September 11 – October 10 Laura Dronzek‘s new collection of landscape and still-life paintings are intimate in size, but offer views of grand themes suggested with richly layered surfaces. Her imagined landscapes are composed of the most basic features: a horizon line, a sky, and a subject, but so carefully rendered, that each one is precious. An avid gardener, Dronzek explores the core properties of form and color in her floral still-lifes as she seeks out mystery found in everyday objects.
September 11 – October 10 Flora Langlois is a native of Costa Rica whose first inspiration is the natural world. Her Magic Realist paintings depict creatures amidst intensely detailed tropical fauna and suggest mystical tales and magical places. Langlois’s enchanting paintings seek to enter the natural world and explore “the spiritual connection of things natural to us and how all creation is united.” It is the rainforest’s complexity that influences her tangled and exuberant compositions.

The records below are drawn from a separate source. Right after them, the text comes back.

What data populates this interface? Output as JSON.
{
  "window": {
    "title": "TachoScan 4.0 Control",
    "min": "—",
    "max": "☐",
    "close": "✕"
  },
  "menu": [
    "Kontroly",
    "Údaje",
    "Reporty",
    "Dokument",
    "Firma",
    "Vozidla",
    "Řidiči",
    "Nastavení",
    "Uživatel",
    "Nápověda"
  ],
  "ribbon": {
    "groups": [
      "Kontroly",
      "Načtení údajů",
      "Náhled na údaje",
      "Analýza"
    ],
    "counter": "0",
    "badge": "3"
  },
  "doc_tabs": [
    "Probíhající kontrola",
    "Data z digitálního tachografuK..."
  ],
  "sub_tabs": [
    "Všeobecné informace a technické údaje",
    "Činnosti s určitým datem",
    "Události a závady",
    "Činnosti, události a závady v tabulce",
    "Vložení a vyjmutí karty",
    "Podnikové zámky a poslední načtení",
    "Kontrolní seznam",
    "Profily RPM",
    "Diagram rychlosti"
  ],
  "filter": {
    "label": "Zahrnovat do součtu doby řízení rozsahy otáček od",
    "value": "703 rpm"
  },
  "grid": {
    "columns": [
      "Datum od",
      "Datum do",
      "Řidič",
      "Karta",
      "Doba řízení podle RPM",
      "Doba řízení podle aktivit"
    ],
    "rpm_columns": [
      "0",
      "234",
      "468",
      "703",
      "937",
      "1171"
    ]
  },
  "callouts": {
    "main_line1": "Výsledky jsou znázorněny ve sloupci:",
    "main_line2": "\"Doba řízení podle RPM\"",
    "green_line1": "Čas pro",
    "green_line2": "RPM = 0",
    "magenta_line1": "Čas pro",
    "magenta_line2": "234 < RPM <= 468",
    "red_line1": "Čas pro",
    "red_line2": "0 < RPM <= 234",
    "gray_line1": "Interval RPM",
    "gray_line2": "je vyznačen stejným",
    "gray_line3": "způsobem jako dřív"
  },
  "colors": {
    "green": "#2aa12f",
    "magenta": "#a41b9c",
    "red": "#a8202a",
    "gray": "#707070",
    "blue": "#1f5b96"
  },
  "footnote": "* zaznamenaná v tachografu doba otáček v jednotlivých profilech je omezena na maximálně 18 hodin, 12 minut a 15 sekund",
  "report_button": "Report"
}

October 16 – November 15 Artist’s Reception: October 16 (Gallery Night) from 5- 9pm Beautifully executed, Fred Stonehouse‘s work expresses his personal psychology and dreamlike vision as influenced by Renaissance painting, folklore, magic realism, and the unseen mysteries which abound in the world. In this exhibition Stonehouse delves deeper into the metaphor behind his crossbred animal paintings. Working from a biblical vision of harmony between all earthly creatures, Stonehouse’s new work strives to capture the realistic consequences of such unlikely animal pairings. The Gallery’s exhibition runs concurrently with the Fred Stonehouse exhibition at the Museum of Wisconsin Art (MOWA).

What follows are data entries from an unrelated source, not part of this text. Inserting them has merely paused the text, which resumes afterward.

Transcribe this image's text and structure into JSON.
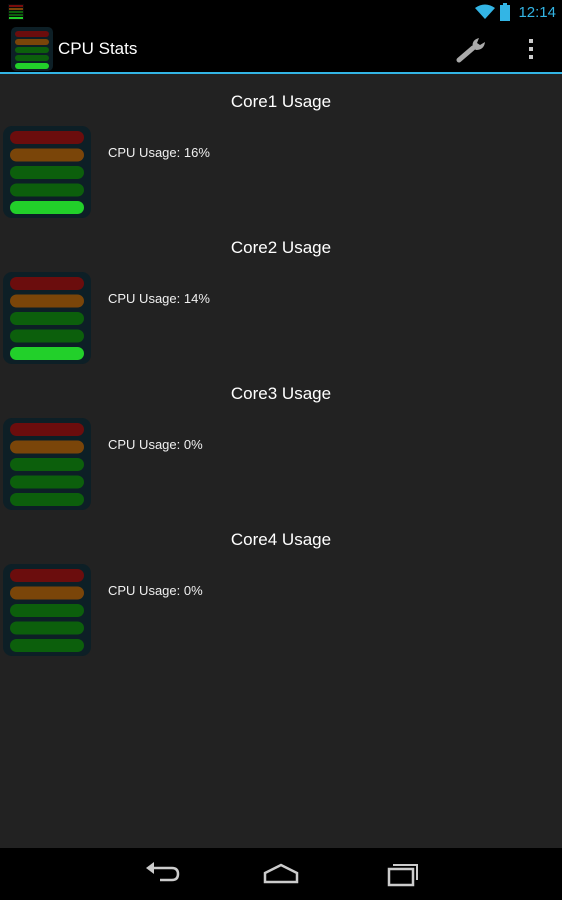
{
  "status_bar": {
    "time": "12:14",
    "icons": [
      "app-meter-icon",
      "wifi-icon",
      "battery-icon"
    ]
  },
  "action_bar": {
    "title": "CPU Stats",
    "actions": [
      "wrench-icon",
      "overflow-menu-icon"
    ],
    "accent_color": "#33b5e5"
  },
  "cores": [
    {
      "title": "Core1 Usage",
      "usage_text": "CPU Usage: 16%",
      "usage_percent": 16,
      "lit_bars": 1
    },
    {
      "title": "Core2 Usage",
      "usage_text": "CPU Usage: 14%",
      "usage_percent": 14,
      "lit_bars": 1
    },
    {
      "title": "Core3 Usage",
      "usage_text": "CPU Usage: 0%",
      "usage_percent": 0,
      "lit_bars": 0
    },
    {
      "title": "Core4 Usage",
      "usage_text": "CPU Usage: 0%",
      "usage_percent": 0,
      "lit_bars": 0
    }
  ],
  "meter_colors": {
    "red": "#6b0d0d",
    "orange": "#7a4509",
    "green_dark": "#0c5f0c",
    "green_lit": "#22d02a",
    "frame": "#0d1f26"
  },
  "nav_bar": {
    "buttons": [
      "back-icon",
      "home-icon",
      "recent-apps-icon"
    ]
  }
}
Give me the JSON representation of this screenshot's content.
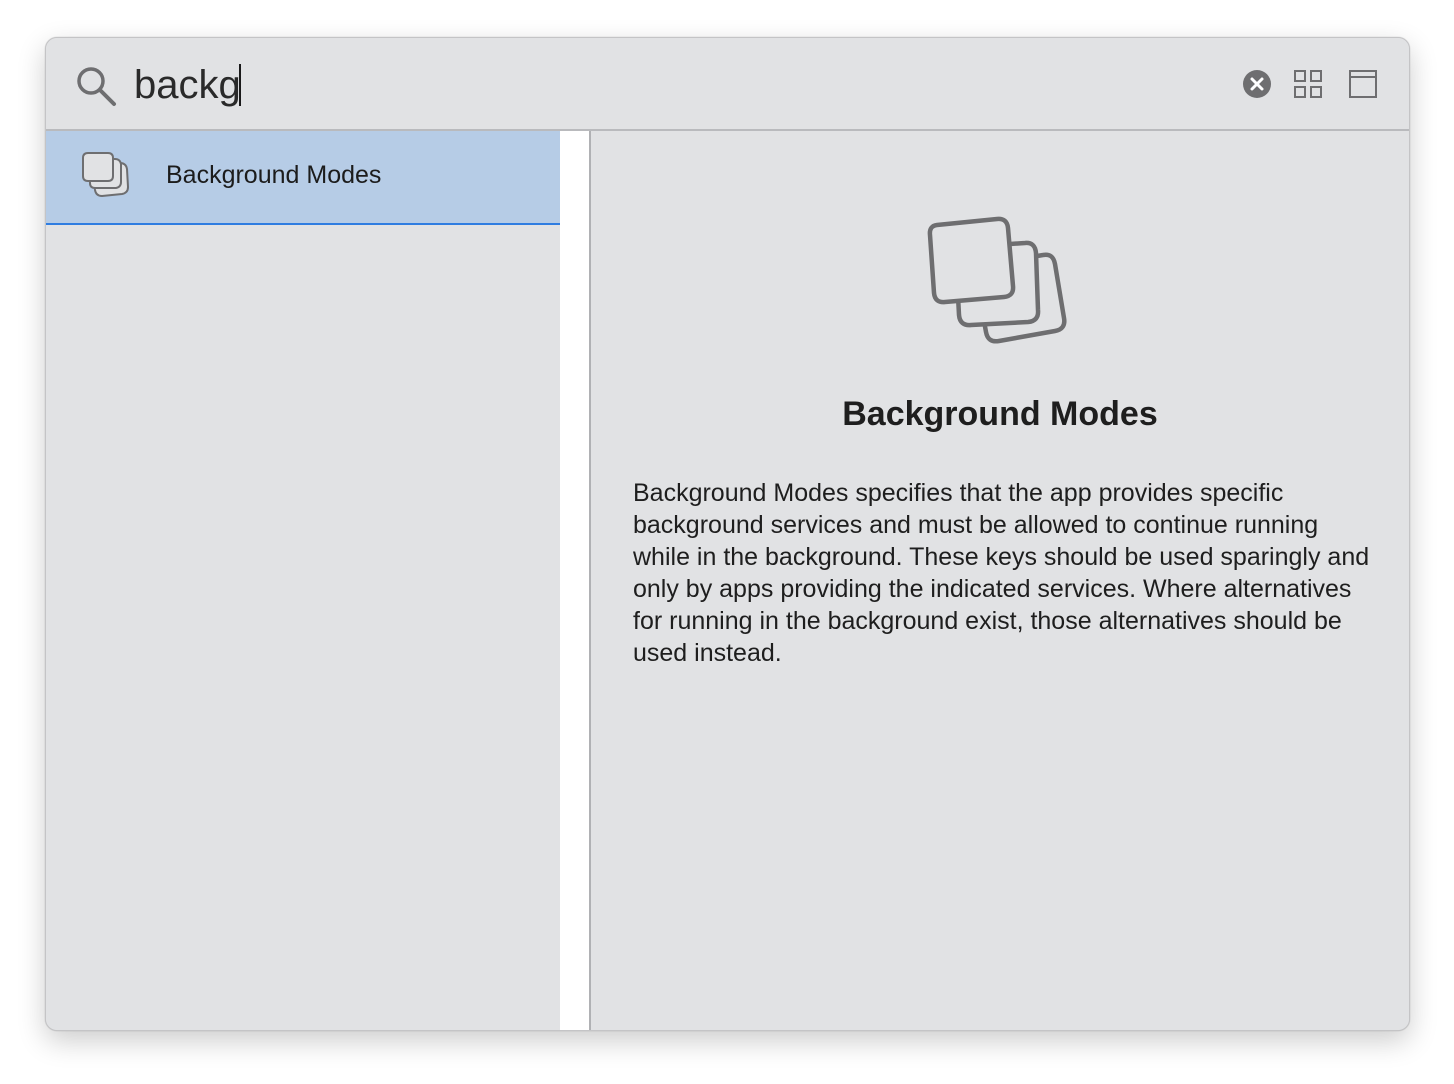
{
  "search": {
    "value": "backg",
    "icons": {
      "search": "magnifying-glass-icon",
      "clear": "clear-circle-x-icon",
      "grid": "grid-view-icon",
      "panel": "panel-view-icon"
    }
  },
  "results": [
    {
      "label": "Background Modes",
      "icon": "stacked-squares-icon",
      "selected": true
    }
  ],
  "detail": {
    "icon": "stacked-squares-icon",
    "title": "Background Modes",
    "description": "Background Modes specifies that the app provides specific background services and must be allowed to continue running while in the background. These keys should be used sparingly and only by apps providing the indicated services. Where alternatives for running in the background exist, those alternatives should be used instead."
  },
  "colors": {
    "window_background": "#e1e2e4",
    "selection_background": "#b6cce6",
    "selection_underline": "#2f7de1",
    "icon_gray": "#6e6e70"
  }
}
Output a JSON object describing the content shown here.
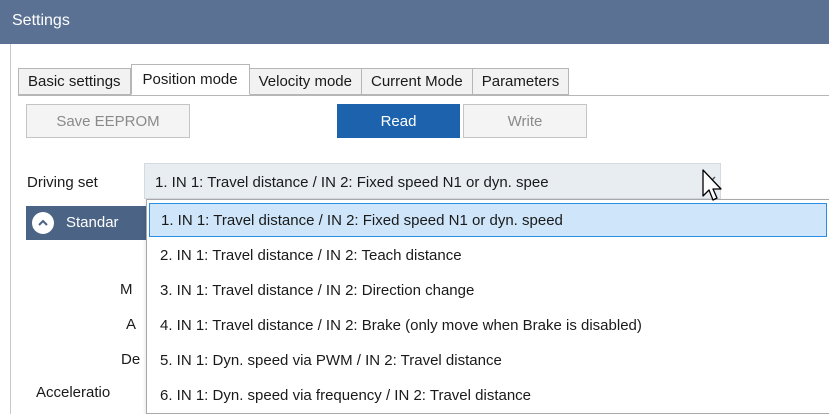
{
  "window": {
    "title": "Settings"
  },
  "tabs": [
    "Basic settings",
    "Position mode",
    "Velocity mode",
    "Current Mode",
    "Parameters"
  ],
  "active_tab": "Position mode",
  "toolbar": {
    "save_label": "Save EEPROM",
    "read_label": "Read",
    "write_label": "Write"
  },
  "driving_set": {
    "label": "Driving set",
    "value": "1. IN 1: Travel distance / IN 2: Fixed speed N1 or dyn. spee",
    "options": [
      "1. IN 1: Travel distance / IN 2: Fixed speed N1 or dyn. speed",
      "2. IN 1: Travel distance / IN 2: Teach distance",
      "3. IN 1: Travel distance / IN 2: Direction change",
      "4. IN 1: Travel distance / IN 2: Brake (only move when Brake is disabled)",
      "5. IN 1: Dyn. speed via PWM / IN 2: Travel distance",
      "6. IN 1: Dyn. speed via frequency / IN 2: Travel distance"
    ],
    "selected_index": 0
  },
  "group": {
    "label": "Standar"
  },
  "side_labels": [
    "M",
    "A",
    "De",
    "Acceleratio"
  ],
  "colors": {
    "title_bar": "#5a7193",
    "read_button": "#1c62ad",
    "group_bar": "#4b6385",
    "selected_option": "#cfe6fa"
  }
}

October 16 – November 15 Artist’s Reception: October 16 (Gallery Night) from 5-9pm Susan Stamm Evans continues to explore the human figure in her new series of bronze sculptures. The exhibition includes her intimate “Face Fragments” and new ”Threads” and ”Interwoven “ series, both containing her one-of-a-kind sculptures that appear woven. Susan Stamm Evans expresses our connection to the universal human experience through the “common threads” that weave her abstracted faces and metaphorically intertwine us all.
November 21 – January 2 – East Gallery John Dilg concentrates on the American Landscape for his visually clarified, multi-layered paintings. The essence of his subjects are captured by outlines from the colors below, evoking a sense of archaeology and meaningful message. A painting instructor at the University of Iowa for more than 40 years, Dilg has served as Artist in Residence at nearly 50 institutions including Yale University. Among many other awards, he received a Fulbright Grant to India and a National Endowment for the Arts Individual Artist Fellowship. In 2014, The Huffington Post called him “One of 15 Artists to Watch.” This is Dilg’s
November 21 – January 2 Chris Berti carves vintage ceramic paving stones into small scale sculptures. Attracted by the variation in color and texture of the 1890’s material, his animal, bird and other natural imagery incorporate the bricks’ shape, earthy colors, and at times, text of the brick manufacturer.